> [Work order]:
Your answer should reproduce every line of the material in which the word "detail" occurs.

** Opening The input block **

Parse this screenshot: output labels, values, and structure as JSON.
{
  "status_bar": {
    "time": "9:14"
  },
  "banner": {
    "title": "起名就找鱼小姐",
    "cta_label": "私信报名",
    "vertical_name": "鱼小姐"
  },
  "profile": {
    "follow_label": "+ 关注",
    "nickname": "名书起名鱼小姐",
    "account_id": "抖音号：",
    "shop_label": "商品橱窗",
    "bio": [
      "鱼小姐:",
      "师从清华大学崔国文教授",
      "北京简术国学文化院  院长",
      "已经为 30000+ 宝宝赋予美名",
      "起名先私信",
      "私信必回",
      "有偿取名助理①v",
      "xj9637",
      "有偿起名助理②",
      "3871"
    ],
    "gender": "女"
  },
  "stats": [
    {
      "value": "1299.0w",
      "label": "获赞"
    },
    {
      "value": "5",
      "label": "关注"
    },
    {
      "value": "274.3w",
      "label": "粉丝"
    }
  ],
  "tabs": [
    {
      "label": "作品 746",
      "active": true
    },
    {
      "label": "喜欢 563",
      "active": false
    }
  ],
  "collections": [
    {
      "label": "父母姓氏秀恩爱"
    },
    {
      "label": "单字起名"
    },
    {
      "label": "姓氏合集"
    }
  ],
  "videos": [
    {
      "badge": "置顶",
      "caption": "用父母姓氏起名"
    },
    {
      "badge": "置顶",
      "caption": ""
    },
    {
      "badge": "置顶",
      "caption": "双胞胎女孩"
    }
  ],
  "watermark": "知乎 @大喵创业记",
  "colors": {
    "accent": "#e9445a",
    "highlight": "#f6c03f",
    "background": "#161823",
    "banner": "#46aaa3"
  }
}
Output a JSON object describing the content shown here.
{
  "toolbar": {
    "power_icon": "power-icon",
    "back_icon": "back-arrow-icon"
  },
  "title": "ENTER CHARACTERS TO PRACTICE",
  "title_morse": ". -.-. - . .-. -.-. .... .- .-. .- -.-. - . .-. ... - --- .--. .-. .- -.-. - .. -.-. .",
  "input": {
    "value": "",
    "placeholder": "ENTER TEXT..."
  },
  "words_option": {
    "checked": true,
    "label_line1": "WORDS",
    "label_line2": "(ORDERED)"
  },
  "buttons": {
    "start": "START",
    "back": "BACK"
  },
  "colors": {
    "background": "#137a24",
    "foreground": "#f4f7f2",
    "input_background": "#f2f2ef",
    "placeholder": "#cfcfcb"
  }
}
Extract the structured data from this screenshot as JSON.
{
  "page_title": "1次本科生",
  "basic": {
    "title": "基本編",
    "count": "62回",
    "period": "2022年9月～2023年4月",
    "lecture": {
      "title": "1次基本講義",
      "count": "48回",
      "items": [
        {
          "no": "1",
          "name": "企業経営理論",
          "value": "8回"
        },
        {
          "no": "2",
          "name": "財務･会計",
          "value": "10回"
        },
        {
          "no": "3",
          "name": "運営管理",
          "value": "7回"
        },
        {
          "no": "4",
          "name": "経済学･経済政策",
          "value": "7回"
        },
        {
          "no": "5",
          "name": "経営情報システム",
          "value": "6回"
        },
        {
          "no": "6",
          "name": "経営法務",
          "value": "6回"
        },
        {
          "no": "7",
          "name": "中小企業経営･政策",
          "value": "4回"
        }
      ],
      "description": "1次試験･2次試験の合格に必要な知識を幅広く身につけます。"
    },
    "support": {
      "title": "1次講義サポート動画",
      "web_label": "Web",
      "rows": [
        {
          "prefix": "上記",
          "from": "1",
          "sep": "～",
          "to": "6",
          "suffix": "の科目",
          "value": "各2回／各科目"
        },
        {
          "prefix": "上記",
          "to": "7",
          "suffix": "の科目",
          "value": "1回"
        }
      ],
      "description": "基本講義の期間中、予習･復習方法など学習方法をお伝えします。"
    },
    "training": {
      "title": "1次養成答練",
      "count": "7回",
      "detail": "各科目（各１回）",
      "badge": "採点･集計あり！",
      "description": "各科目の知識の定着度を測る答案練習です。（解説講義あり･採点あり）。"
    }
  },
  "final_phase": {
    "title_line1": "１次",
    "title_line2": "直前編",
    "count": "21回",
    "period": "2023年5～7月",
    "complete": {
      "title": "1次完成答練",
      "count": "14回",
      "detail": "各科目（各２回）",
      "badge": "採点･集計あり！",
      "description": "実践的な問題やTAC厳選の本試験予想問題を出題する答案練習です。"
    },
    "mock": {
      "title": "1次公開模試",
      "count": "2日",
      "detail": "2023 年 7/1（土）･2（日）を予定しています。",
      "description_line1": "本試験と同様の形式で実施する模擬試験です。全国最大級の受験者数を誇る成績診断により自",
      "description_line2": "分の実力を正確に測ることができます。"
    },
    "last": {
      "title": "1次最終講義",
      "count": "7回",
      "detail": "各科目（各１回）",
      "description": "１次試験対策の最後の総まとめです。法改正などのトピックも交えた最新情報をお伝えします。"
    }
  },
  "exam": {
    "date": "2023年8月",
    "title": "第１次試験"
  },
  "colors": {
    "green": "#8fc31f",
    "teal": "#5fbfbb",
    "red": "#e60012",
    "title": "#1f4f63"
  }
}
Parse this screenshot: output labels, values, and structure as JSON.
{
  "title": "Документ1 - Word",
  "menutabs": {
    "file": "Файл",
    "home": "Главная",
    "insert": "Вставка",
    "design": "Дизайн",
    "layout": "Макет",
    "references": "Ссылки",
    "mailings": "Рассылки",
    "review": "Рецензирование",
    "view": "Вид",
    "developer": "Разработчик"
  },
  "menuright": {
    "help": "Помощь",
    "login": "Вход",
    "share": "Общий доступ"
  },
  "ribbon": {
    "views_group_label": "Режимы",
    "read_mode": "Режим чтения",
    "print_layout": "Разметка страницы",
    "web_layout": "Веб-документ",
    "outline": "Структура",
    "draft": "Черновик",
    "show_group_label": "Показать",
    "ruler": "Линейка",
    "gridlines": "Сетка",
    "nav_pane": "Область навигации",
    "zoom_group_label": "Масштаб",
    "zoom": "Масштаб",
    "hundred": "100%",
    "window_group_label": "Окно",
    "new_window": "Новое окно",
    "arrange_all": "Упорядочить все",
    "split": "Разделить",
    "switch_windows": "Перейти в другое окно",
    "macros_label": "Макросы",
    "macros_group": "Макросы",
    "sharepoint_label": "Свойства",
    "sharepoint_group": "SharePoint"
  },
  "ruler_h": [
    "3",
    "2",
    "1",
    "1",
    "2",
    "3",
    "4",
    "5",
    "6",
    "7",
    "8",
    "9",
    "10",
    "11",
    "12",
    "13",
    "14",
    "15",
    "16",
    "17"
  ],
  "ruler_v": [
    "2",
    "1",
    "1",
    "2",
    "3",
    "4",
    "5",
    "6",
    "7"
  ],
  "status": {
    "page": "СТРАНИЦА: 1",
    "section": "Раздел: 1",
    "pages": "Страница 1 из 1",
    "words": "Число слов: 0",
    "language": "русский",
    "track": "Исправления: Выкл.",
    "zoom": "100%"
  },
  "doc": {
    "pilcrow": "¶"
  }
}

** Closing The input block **

> [Answer to this problem]:
      "detail": "各科目（各１回）",
      "detail": "各科目（各２回）",
      "detail": "2023 年 7/1（土）･2（日）を予定しています。",
      "detail": "各科目（各１回）",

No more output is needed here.